▸ YOUR TASK:
Restate, word for word, each entry that follows, but skip its pictures.

[Items from a data source]
========================
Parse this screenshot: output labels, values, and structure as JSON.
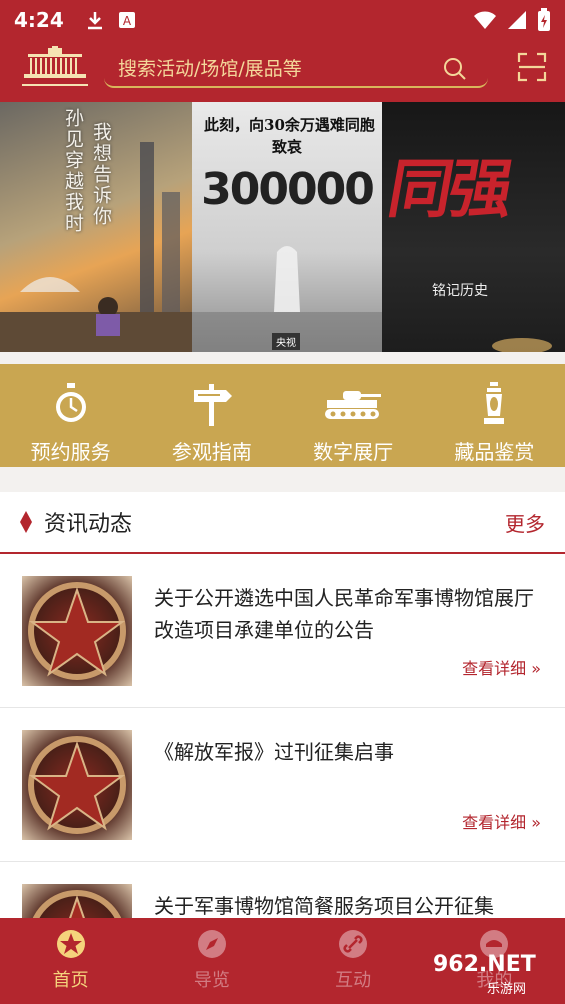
{
  "status_bar": {
    "time": "4:24"
  },
  "header": {
    "search_placeholder": "搜索活动/场馆/展品等"
  },
  "banner": {
    "panel1_text_a": "孙见穿越我时",
    "panel1_text_b": "我想告诉你",
    "panel2_headline": "此刻，向30余万遇难同胞",
    "panel2_sub": "致哀",
    "panel2_number": "300000",
    "panel2_badge": "央视",
    "panel3_callig": "同强",
    "panel3_small": "铭记历史",
    "active_index": 0,
    "dot_count": 6
  },
  "quick_links": [
    {
      "label": "预约服务",
      "icon": "stopwatch-icon"
    },
    {
      "label": "参观指南",
      "icon": "signpost-icon"
    },
    {
      "label": "数字展厅",
      "icon": "tank-icon"
    },
    {
      "label": "藏品鉴赏",
      "icon": "lantern-icon"
    }
  ],
  "news": {
    "title": "资讯动态",
    "more": "更多",
    "items": [
      {
        "title": "关于公开遴选中国人民革命军事博物馆展厅改造项目承建单位的公告",
        "detail": "查看详细 »"
      },
      {
        "title": "《解放军报》过刊征集启事",
        "detail": "查看详细 »"
      },
      {
        "title": "关于军事博物馆简餐服务项目公开征集",
        "detail": ""
      }
    ]
  },
  "tabs": [
    {
      "label": "首页",
      "active": true
    },
    {
      "label": "导览",
      "active": false
    },
    {
      "label": "互动",
      "active": false
    },
    {
      "label": "我的",
      "active": false
    }
  ],
  "watermark": {
    "text": "962.NET",
    "sub": "乐游网"
  },
  "colors": {
    "primary": "#b3262e",
    "gold": "#c9a651",
    "accent": "#e25c12"
  }
}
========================
▸ RESULT:
Parse this screenshot: output labels, values, and structure as JSON.
{
  "status_bar": {
    "time": "4:24"
  },
  "header": {
    "search_placeholder": "搜索活动/场馆/展品等"
  },
  "banner": {
    "panel1_text_a": "孙见穿越我时",
    "panel1_text_b": "我想告诉你",
    "panel2_headline": "此刻，向30余万遇难同胞",
    "panel2_sub": "致哀",
    "panel2_number": "300000",
    "panel2_badge": "央视",
    "panel3_callig": "同强",
    "panel3_small": "铭记历史",
    "active_index": 0,
    "dot_count": 6
  },
  "quick_links": [
    {
      "label": "预约服务",
      "icon": "stopwatch-icon"
    },
    {
      "label": "参观指南",
      "icon": "signpost-icon"
    },
    {
      "label": "数字展厅",
      "icon": "tank-icon"
    },
    {
      "label": "藏品鉴赏",
      "icon": "lantern-icon"
    }
  ],
  "news": {
    "title": "资讯动态",
    "more": "更多",
    "items": [
      {
        "title": "关于公开遴选中国人民革命军事博物馆展厅改造项目承建单位的公告",
        "detail": "查看详细 »"
      },
      {
        "title": "《解放军报》过刊征集启事",
        "detail": "查看详细 »"
      },
      {
        "title": "关于军事博物馆简餐服务项目公开征集",
        "detail": ""
      }
    ]
  },
  "tabs": [
    {
      "label": "首页",
      "active": true
    },
    {
      "label": "导览",
      "active": false
    },
    {
      "label": "互动",
      "active": false
    },
    {
      "label": "我的",
      "active": false
    }
  ],
  "watermark": {
    "text": "962.NET",
    "sub": "乐游网"
  },
  "colors": {
    "primary": "#b3262e",
    "gold": "#c9a651",
    "accent": "#e25c12"
  }
}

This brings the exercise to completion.